It had looked so good at the demonstration.
Sparkling clean results.
No unnatural, caustic, biohazardous or environmentally unfriendly agents were necessary.
All it required was water: And if the job required a little more cleansing than usual, just add more water.
I could just imagine my home sparkling like it never had before.
Housekeeping has never been my strong point.
I can always find a higher priority – a child that needs some attention, a friend who needs a phone-call, an article that needs to be written, a book that needs to be read, a topic that needs to be researched. I thought it was high time that I made the commitment and spent a worthwhile amount on a product that would change my life.
So, I thought I would make a purchase that would ultimately help me to achieve a squeaky clean house.
My purchase didn’t prove quite the miracle I was hoping for. Several months after my purchase of a rather expensive piece of fabric, my house, though it had sparkled in places for a week or two, had returned to its usual state of “busy-ness” and “dust-bunnies”. The windows again wore those special marks of little fingers, noses and paws that are familiar in homes with small children and smaller pugs. The bathroom was spilling over with too many soggy towels to even find the sparkling basin, and the dishes were again piling up as though they were reproducing each night.
One morning, as I looked through bleary, unmotivated eyes at the mess that confronted me, I realised that what was lacking wasn’t the ability of the cloth to work a miracle, but my preparedness to use it and put it into action.
When put into use the cleaning cloth works miracles, but is useless if it’s stuck in a drawer. The thought also struck me that faith is rather like my cleaning cloth. Faith too is ineffective if its filed away safely in our heart, without us ever giving it an opportunity to work.
In my house, I’ve learnt its much easier and more effective to use my cloth a little bit, often, rather than wait for the perfect empty day when I can use it from the ceiling to the floor on every wall, window and shower screen. That’s a really daunting task – and inevitably just doesn’t happen.
Similarly, faith often gets left to work on a marathon event, rather than being used a little bit at a time. We are much less likely to have faith in God performing BIG miracles if we don’t learn to trust Him with little miracles.

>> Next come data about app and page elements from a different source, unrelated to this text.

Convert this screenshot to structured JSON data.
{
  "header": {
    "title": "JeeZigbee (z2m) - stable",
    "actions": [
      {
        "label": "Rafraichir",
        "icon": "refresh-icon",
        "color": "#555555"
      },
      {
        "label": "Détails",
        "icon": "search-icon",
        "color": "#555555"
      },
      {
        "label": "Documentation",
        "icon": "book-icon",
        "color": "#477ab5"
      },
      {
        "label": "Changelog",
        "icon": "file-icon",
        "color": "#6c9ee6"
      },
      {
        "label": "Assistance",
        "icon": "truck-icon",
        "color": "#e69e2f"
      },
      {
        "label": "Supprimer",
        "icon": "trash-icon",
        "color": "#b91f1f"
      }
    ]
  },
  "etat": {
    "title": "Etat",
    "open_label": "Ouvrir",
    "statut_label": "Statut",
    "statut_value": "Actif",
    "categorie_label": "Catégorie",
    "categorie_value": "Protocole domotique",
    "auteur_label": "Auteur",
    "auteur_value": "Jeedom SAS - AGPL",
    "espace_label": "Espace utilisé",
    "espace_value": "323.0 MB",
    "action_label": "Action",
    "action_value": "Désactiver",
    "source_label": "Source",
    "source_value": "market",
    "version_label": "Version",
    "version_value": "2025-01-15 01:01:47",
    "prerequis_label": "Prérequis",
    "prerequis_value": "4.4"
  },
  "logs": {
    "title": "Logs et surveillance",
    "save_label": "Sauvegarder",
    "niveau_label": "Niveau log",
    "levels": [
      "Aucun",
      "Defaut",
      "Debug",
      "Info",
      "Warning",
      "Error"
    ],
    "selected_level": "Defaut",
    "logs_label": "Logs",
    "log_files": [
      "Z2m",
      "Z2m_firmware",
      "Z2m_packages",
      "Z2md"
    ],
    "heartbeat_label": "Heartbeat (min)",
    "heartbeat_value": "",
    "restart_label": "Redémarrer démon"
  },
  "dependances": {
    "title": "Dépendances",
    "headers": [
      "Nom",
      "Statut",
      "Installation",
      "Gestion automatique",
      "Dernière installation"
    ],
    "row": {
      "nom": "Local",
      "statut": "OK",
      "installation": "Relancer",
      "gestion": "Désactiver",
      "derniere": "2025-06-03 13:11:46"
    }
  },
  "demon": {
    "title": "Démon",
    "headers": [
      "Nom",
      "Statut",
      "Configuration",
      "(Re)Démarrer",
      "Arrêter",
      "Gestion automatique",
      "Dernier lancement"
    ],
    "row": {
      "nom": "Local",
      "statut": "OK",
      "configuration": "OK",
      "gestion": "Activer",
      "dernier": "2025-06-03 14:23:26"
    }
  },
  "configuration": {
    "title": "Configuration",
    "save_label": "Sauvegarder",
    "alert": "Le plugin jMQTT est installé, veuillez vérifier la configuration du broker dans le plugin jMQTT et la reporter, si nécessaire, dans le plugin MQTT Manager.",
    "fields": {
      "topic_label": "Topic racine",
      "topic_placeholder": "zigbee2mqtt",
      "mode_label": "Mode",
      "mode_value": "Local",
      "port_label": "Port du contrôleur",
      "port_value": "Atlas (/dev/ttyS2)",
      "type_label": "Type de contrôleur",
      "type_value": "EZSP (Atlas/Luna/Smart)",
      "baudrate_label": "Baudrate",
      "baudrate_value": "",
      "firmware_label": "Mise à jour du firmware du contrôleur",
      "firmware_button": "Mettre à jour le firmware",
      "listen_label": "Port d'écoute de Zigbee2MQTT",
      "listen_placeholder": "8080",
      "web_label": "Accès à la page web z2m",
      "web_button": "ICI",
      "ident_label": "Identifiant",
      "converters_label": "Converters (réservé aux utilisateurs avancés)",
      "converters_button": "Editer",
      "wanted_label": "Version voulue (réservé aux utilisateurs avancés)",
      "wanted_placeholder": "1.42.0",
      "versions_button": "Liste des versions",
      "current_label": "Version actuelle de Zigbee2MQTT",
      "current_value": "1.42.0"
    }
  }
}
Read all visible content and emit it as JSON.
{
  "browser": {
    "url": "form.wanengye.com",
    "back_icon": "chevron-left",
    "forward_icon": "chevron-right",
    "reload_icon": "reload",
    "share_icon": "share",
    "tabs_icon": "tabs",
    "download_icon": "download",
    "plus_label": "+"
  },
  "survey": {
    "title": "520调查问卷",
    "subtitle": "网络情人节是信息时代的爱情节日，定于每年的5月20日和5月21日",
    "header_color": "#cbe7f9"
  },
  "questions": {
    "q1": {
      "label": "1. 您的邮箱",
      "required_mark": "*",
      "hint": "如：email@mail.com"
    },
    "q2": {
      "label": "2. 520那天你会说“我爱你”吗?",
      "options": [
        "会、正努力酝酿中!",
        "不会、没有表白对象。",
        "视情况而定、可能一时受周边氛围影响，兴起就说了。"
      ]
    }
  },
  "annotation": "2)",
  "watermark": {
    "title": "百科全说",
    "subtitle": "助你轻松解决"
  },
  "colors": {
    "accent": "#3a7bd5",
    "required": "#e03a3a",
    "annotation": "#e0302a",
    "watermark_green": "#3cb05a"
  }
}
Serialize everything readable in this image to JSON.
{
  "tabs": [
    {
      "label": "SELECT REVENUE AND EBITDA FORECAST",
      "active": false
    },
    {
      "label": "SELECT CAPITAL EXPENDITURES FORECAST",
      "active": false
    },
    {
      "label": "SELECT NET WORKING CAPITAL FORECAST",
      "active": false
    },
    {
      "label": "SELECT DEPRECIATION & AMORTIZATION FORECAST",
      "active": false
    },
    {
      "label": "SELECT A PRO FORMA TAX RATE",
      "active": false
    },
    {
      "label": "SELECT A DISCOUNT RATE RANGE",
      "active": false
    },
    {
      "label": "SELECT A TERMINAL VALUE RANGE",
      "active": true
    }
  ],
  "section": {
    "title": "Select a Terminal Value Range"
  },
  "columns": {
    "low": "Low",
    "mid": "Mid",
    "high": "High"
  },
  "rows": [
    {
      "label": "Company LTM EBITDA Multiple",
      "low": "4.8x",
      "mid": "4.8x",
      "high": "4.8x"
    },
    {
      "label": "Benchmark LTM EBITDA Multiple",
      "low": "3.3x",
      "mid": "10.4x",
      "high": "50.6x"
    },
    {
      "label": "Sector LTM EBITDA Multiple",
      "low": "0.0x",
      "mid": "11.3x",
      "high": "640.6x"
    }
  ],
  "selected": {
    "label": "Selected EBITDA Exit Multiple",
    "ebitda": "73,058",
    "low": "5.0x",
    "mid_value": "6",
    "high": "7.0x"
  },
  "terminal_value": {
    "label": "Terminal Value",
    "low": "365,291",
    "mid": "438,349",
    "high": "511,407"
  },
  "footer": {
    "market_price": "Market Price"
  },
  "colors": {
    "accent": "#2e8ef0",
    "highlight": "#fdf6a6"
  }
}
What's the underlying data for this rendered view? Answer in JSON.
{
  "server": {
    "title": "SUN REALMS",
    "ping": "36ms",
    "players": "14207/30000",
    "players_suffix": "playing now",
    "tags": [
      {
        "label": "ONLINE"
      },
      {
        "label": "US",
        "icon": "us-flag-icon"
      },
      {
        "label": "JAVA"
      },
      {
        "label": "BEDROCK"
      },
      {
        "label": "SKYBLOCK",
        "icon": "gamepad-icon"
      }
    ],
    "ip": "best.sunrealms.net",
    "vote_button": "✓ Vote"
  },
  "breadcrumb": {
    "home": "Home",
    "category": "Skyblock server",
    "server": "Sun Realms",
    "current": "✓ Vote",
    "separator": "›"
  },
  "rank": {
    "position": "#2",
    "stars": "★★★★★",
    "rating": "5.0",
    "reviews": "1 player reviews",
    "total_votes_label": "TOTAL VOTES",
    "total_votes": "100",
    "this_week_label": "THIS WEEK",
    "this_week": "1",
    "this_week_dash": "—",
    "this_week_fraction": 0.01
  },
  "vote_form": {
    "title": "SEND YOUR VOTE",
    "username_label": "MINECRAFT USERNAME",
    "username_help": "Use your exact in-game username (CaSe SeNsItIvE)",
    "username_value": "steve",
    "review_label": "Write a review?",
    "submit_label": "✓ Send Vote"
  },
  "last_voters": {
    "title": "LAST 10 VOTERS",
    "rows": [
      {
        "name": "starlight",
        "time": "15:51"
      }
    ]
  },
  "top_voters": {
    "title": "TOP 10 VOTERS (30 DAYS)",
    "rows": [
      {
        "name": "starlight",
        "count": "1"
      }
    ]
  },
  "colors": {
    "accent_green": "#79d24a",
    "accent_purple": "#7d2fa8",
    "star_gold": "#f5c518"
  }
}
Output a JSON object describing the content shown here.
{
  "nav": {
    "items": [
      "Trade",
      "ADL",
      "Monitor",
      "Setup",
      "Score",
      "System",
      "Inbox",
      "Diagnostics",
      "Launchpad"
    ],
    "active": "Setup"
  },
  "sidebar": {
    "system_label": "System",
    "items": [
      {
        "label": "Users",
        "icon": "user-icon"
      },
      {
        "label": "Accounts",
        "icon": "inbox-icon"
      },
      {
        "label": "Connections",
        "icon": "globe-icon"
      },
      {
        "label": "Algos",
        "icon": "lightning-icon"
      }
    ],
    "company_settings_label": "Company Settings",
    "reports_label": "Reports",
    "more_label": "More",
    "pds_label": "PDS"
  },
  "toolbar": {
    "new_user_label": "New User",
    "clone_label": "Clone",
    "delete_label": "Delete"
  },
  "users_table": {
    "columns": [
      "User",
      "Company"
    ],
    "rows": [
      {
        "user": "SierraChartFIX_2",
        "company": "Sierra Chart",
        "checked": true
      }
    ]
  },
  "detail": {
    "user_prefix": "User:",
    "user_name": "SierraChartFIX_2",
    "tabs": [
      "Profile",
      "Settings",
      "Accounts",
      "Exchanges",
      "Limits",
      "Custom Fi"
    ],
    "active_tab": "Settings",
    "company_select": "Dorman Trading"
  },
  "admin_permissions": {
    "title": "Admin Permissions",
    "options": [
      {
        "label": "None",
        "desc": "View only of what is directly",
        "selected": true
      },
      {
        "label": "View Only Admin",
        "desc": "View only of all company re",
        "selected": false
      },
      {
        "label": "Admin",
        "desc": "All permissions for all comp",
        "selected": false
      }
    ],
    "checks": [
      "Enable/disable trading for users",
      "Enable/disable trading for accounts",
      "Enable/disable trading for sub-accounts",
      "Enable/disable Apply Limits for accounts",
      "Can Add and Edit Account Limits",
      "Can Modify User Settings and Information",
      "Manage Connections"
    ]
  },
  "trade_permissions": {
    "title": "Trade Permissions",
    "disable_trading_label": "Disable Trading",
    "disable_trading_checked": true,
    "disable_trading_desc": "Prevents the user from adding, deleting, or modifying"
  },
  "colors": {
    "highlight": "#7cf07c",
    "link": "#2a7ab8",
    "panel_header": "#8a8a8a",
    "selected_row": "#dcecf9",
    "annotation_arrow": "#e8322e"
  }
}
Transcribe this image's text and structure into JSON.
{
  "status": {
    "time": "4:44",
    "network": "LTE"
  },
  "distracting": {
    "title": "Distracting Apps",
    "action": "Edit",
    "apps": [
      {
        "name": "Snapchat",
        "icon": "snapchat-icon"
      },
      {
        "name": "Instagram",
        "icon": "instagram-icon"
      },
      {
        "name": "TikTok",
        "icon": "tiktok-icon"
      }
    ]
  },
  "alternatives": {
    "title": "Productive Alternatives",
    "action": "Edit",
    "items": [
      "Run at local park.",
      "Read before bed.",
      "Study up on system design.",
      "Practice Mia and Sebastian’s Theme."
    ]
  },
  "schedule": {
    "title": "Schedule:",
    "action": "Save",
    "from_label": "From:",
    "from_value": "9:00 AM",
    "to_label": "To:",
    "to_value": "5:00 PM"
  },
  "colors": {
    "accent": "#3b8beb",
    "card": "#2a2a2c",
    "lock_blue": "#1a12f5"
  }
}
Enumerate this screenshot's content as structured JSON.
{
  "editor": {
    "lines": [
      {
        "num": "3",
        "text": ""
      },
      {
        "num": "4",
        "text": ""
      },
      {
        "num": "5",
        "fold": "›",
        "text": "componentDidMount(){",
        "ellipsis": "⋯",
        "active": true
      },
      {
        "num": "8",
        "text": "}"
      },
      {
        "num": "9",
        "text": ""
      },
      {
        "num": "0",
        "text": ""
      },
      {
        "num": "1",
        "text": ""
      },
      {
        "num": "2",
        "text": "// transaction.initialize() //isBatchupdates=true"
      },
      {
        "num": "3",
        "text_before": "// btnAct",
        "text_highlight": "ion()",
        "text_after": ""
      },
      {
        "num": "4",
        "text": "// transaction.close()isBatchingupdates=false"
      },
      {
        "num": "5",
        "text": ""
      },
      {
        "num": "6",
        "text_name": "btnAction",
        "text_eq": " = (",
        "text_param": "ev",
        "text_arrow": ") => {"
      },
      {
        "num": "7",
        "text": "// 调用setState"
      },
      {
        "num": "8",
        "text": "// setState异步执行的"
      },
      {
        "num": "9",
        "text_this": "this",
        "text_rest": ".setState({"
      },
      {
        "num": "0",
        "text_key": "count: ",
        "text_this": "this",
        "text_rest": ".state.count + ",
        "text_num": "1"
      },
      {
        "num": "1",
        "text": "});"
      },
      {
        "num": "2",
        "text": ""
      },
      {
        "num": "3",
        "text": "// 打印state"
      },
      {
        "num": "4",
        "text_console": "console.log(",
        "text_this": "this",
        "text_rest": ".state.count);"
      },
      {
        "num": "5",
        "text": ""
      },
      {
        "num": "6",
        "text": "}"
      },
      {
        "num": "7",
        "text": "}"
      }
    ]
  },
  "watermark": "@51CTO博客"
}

James wrote, ‘Faith without works is dead’ (James 2:17).
Faith without works – like the cleaning cloth that’s stuck in a drawer.
Originally published as ‘Faith is like an enjo’,
in The Lutheran, August edition, 2007.